Yeah, Sarah, I would be shocked if a prominent Democrat runs versus Biden. I would not be amazed, however, if he declines to run for reelection. He would be 86 years old by the end of his second term; it’s just truly tough to envision him serving at that age. Due to the fact that project choices don’t always take place in an organized fashion, it’ll be intriguing to see the length of time Biden waits before he makes a final determination about his 2024 objectives.
If Trump were to suddenly wait to reveal or were even to float the concept he will not run that could complicate Biden’s decision-making process if he is considering not running again. I guess I’m simply hesitant that Biden would toss in the towel without an apparent beneficiary obvious despite his age.
I’m not sure how much the information backs that up. They also chose Harris over Trump 45 percent to 44 percent.
And that’s prior to even entering the truth that 2024 is 2 years away and early general-election polls are quite useless. It largely depends upon the pollster regarding whether Biden leads or Trump leads, but on balance, Biden might lead a little more typically than not. I do believe, however, some Democrats think anyone besides Biden may be weaker against Trump.
Many of the discontent appears to be coming within Biden’s own party, too. To be clear, 75 percent of Democrats stated they approve of the job Biden is doing as president.
Where Biden goes from here back up or stagnant could be essential to identifying whether he runs once again., however he’s still underwater total.
Is it fair to state that we’re all in agreement that there is not room for anyone else in the Democratic primary aside from Biden unless, of course, he doesn’t run? OK, time to talk about the Republican side of things.
Ron De, Santis, former Vice President Mike Pence, former UN Ambassador Nikki Haley, former Secretary of State Mike Pompeo and Maryland Gov. Larry Hogan all appear to be lining up to run. However, of those, De, Santis is the only one who (presently) appears efficient in beating Trump ought to the previous president certainly run.

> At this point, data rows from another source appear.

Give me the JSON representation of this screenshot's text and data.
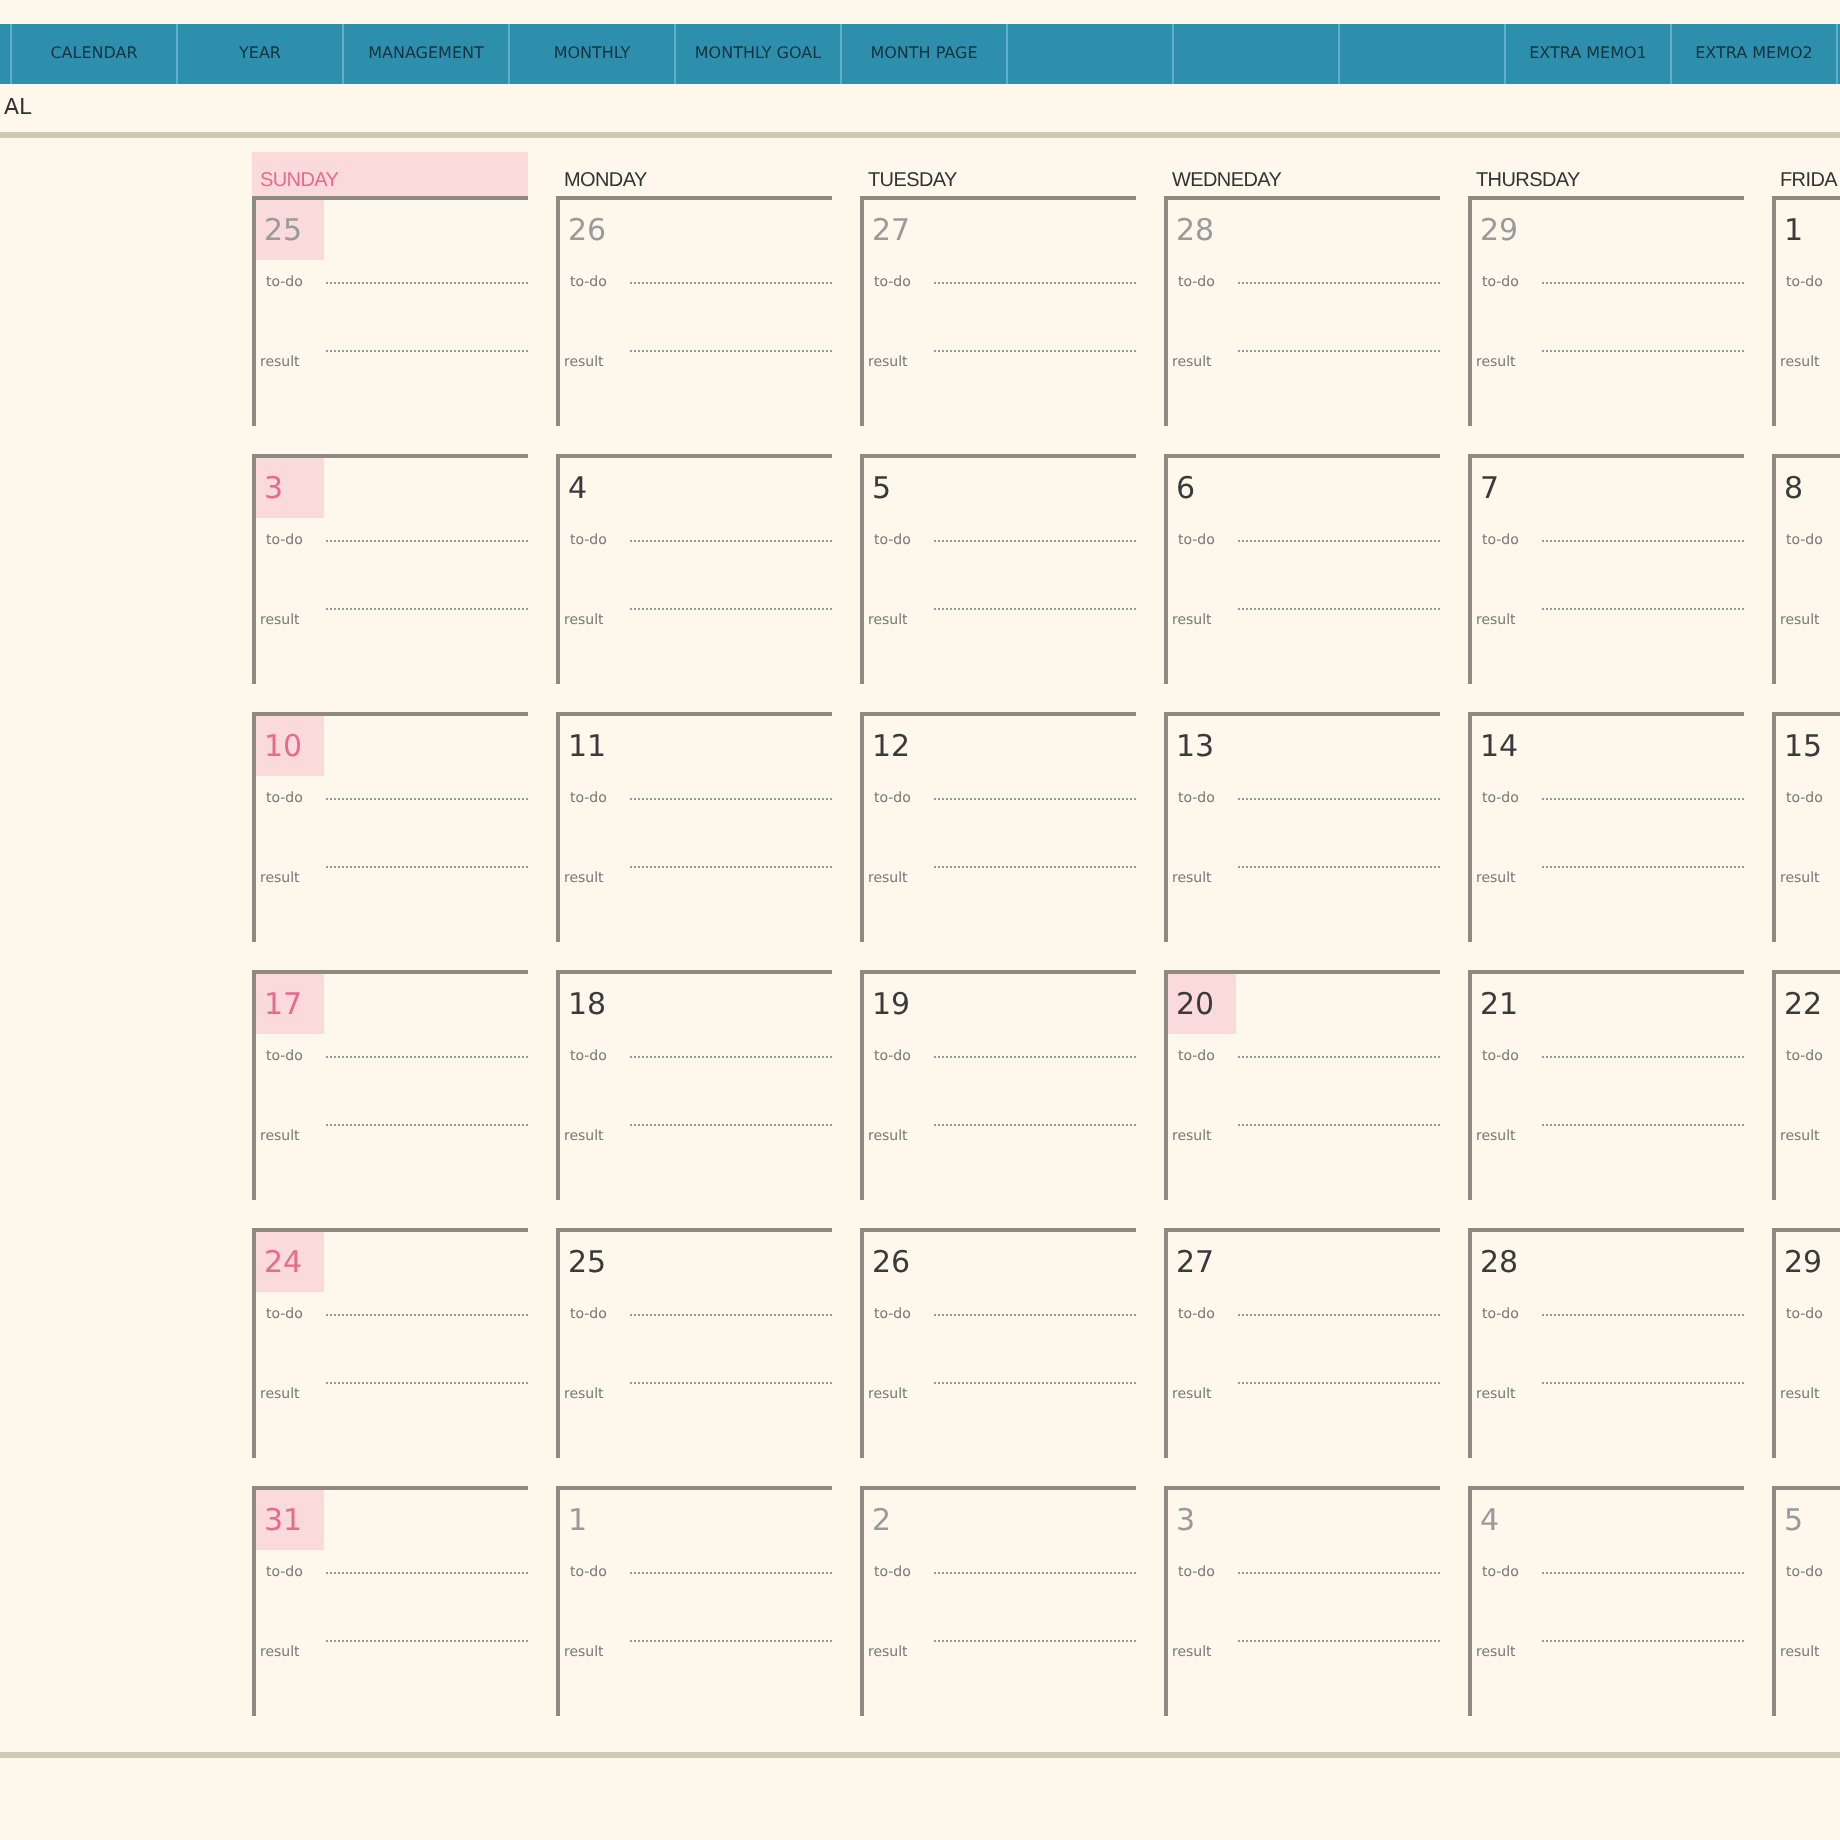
{
  "nav_tabs": [
    {
      "label": "CALENDAR"
    },
    {
      "label": "YEAR"
    },
    {
      "label": "MANAGEMENT"
    },
    {
      "label": "MONTHLY"
    },
    {
      "label": "MONTHLY GOAL"
    },
    {
      "label": "MONTH PAGE"
    }
  ],
  "nav_tabs_right": [
    {
      "label": "EXTRA MEMO1"
    },
    {
      "label": "EXTRA MEMO2"
    }
  ],
  "page_title": "AL",
  "weekdays": [
    {
      "label": "SUNDAY",
      "highlighted": true
    },
    {
      "label": "MONDAY",
      "highlighted": false
    },
    {
      "label": "TUESDAY",
      "highlighted": false
    },
    {
      "label": "WEDNEDAY",
      "highlighted": false
    },
    {
      "label": "THURSDAY",
      "highlighted": false
    },
    {
      "label": "FRIDA",
      "highlighted": false
    }
  ],
  "weeks": [
    [
      {
        "number": "25",
        "muted": true,
        "holiday": false,
        "highlighted": true,
        "lines": [
          "to-do",
          "result"
        ]
      },
      {
        "number": "26",
        "muted": true,
        "holiday": false,
        "highlighted": false,
        "lines": [
          "to-do",
          "result"
        ]
      },
      {
        "number": "27",
        "muted": true,
        "holiday": false,
        "highlighted": false,
        "lines": [
          "to-do",
          "result"
        ]
      },
      {
        "number": "28",
        "muted": true,
        "holiday": false,
        "highlighted": false,
        "lines": [
          "to-do",
          "result"
        ]
      },
      {
        "number": "29",
        "muted": true,
        "holiday": false,
        "highlighted": false,
        "lines": [
          "to-do",
          "result"
        ]
      },
      {
        "number": "1",
        "muted": false,
        "holiday": false,
        "highlighted": false,
        "lines": [
          "to-do",
          "result"
        ]
      }
    ],
    [
      {
        "number": "3",
        "muted": false,
        "holiday": true,
        "highlighted": true,
        "lines": [
          "to-do",
          "result"
        ]
      },
      {
        "number": "4",
        "muted": false,
        "holiday": false,
        "highlighted": false,
        "lines": [
          "to-do",
          "result"
        ]
      },
      {
        "number": "5",
        "muted": false,
        "holiday": false,
        "highlighted": false,
        "lines": [
          "to-do",
          "result"
        ]
      },
      {
        "number": "6",
        "muted": false,
        "holiday": false,
        "highlighted": false,
        "lines": [
          "to-do",
          "result"
        ]
      },
      {
        "number": "7",
        "muted": false,
        "holiday": false,
        "highlighted": false,
        "lines": [
          "to-do",
          "result"
        ]
      },
      {
        "number": "8",
        "muted": false,
        "holiday": false,
        "highlighted": false,
        "lines": [
          "to-do",
          "result"
        ]
      }
    ],
    [
      {
        "number": "10",
        "muted": false,
        "holiday": true,
        "highlighted": true,
        "lines": [
          "to-do",
          "result"
        ]
      },
      {
        "number": "11",
        "muted": false,
        "holiday": false,
        "highlighted": false,
        "lines": [
          "to-do",
          "result"
        ]
      },
      {
        "number": "12",
        "muted": false,
        "holiday": false,
        "highlighted": false,
        "lines": [
          "to-do",
          "result"
        ]
      },
      {
        "number": "13",
        "muted": false,
        "holiday": false,
        "highlighted": false,
        "lines": [
          "to-do",
          "result"
        ]
      },
      {
        "number": "14",
        "muted": false,
        "holiday": false,
        "highlighted": false,
        "lines": [
          "to-do",
          "result"
        ]
      },
      {
        "number": "15",
        "muted": false,
        "holiday": false,
        "highlighted": false,
        "lines": [
          "to-do",
          "result"
        ]
      }
    ],
    [
      {
        "number": "17",
        "muted": false,
        "holiday": true,
        "highlighted": true,
        "lines": [
          "to-do",
          "result"
        ]
      },
      {
        "number": "18",
        "muted": false,
        "holiday": false,
        "highlighted": false,
        "lines": [
          "to-do",
          "result"
        ]
      },
      {
        "number": "19",
        "muted": false,
        "holiday": false,
        "highlighted": false,
        "lines": [
          "to-do",
          "result"
        ]
      },
      {
        "number": "20",
        "muted": false,
        "holiday": false,
        "highlighted": true,
        "lines": [
          "to-do",
          "result"
        ]
      },
      {
        "number": "21",
        "muted": false,
        "holiday": false,
        "highlighted": false,
        "lines": [
          "to-do",
          "result"
        ]
      },
      {
        "number": "22",
        "muted": false,
        "holiday": false,
        "highlighted": false,
        "lines": [
          "to-do",
          "result"
        ]
      }
    ],
    [
      {
        "number": "24",
        "muted": false,
        "holiday": true,
        "highlighted": true,
        "lines": [
          "to-do",
          "result"
        ]
      },
      {
        "number": "25",
        "muted": false,
        "holiday": false,
        "highlighted": false,
        "lines": [
          "to-do",
          "result"
        ]
      },
      {
        "number": "26",
        "muted": false,
        "holiday": false,
        "highlighted": false,
        "lines": [
          "to-do",
          "result"
        ]
      },
      {
        "number": "27",
        "muted": false,
        "holiday": false,
        "highlighted": false,
        "lines": [
          "to-do",
          "result"
        ]
      },
      {
        "number": "28",
        "muted": false,
        "holiday": false,
        "highlighted": false,
        "lines": [
          "to-do",
          "result"
        ]
      },
      {
        "number": "29",
        "muted": false,
        "holiday": false,
        "highlighted": false,
        "lines": [
          "to-do",
          "result"
        ]
      }
    ],
    [
      {
        "number": "31",
        "muted": false,
        "holiday": true,
        "highlighted": true,
        "lines": [
          "to-do",
          "result"
        ]
      },
      {
        "number": "1",
        "muted": true,
        "holiday": false,
        "highlighted": false,
        "lines": [
          "to-do",
          "result"
        ]
      },
      {
        "number": "2",
        "muted": true,
        "holiday": false,
        "highlighted": false,
        "lines": [
          "to-do",
          "result"
        ]
      },
      {
        "number": "3",
        "muted": true,
        "holiday": false,
        "highlighted": false,
        "lines": [
          "to-do",
          "result"
        ]
      },
      {
        "number": "4",
        "muted": true,
        "holiday": false,
        "highlighted": false,
        "lines": [
          "to-do",
          "result"
        ]
      },
      {
        "number": "5",
        "muted": true,
        "holiday": false,
        "highlighted": false,
        "lines": [
          "to-do",
          "result"
        ]
      }
    ]
  ]
}
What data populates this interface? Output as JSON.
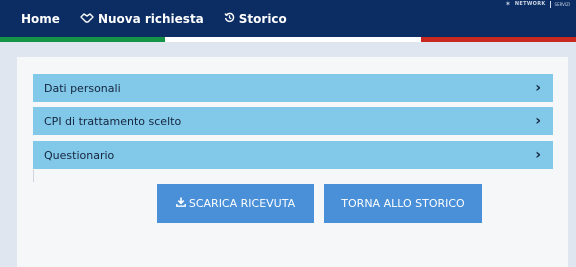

If you get a number of prospects splitting up the vote not going for Trump, it’s simply going to make it simpler for him to win.
You’re not challenging a sitting president, and there certainly seems to be a minimum of some hesitancy over Trump and the idea that he has excessive luggage and may not have the ability to win in a general election again. A New York City Times/Siena College survey from last month discovered, for circumstances, that nearly half of Americans who prepared to enact the 2024 Republican politician primary would choose a candidate aside from Trump in a main race.
I’m happy you brought up that survey, due to the fact that I thought that was a fascinating way to frame the results, as one might also argue from that poll that Trump is still the indisputable leader. He was initially, with 49 percent assistance, and De, Santis remained in second, at 25 percent.
There is certainly more space for an opposition to Trump than to Biden, but Trump would still be preferred. According to a current Politico/Morning Consult survey, 56 percent of Republican politician and independent authorized citizens said they would support Trump, while 18 percent stated they would support De, Santis, 8 percent said they would support Pence and a lot of other prospects all got 2 percent or less.
According to that You, Gov/Yahoo News poll I discussed earlier, Trump beats De, Santis 44 percent to 35 percent amongst signed up voters in a direct match. Definitely, but this point (from the Times reporting on the poll) was a fascinating comparison to me: “His share of the Republican main electorate is less than Hillary Clinton’s amongst Democrats was at the beginning of the 2016 race.” Obviously, Clinton ultimately won that race, but it wasn’t a guarantee Sanders offered her a genuine run for her cash.
The Times might have also compared Trump to Gore’s position in 1999. That said, De, Santis is clearly a legitimate risk to Trump; a 9-point lead in the surveys is not secure.
I know we had a chat back then about whether Trump’s grip on the GOP is still strong. At the time, I stated that Trump may be weaker than some want to admit, however after Tuesday night’s results most especially Wyoming Rep. Liz Cheney’s primary loss coupled with the fates of the 9 other Republicans who voted to impeach the former president I really believe it’ll be truly tough for another Republican to cut through his power.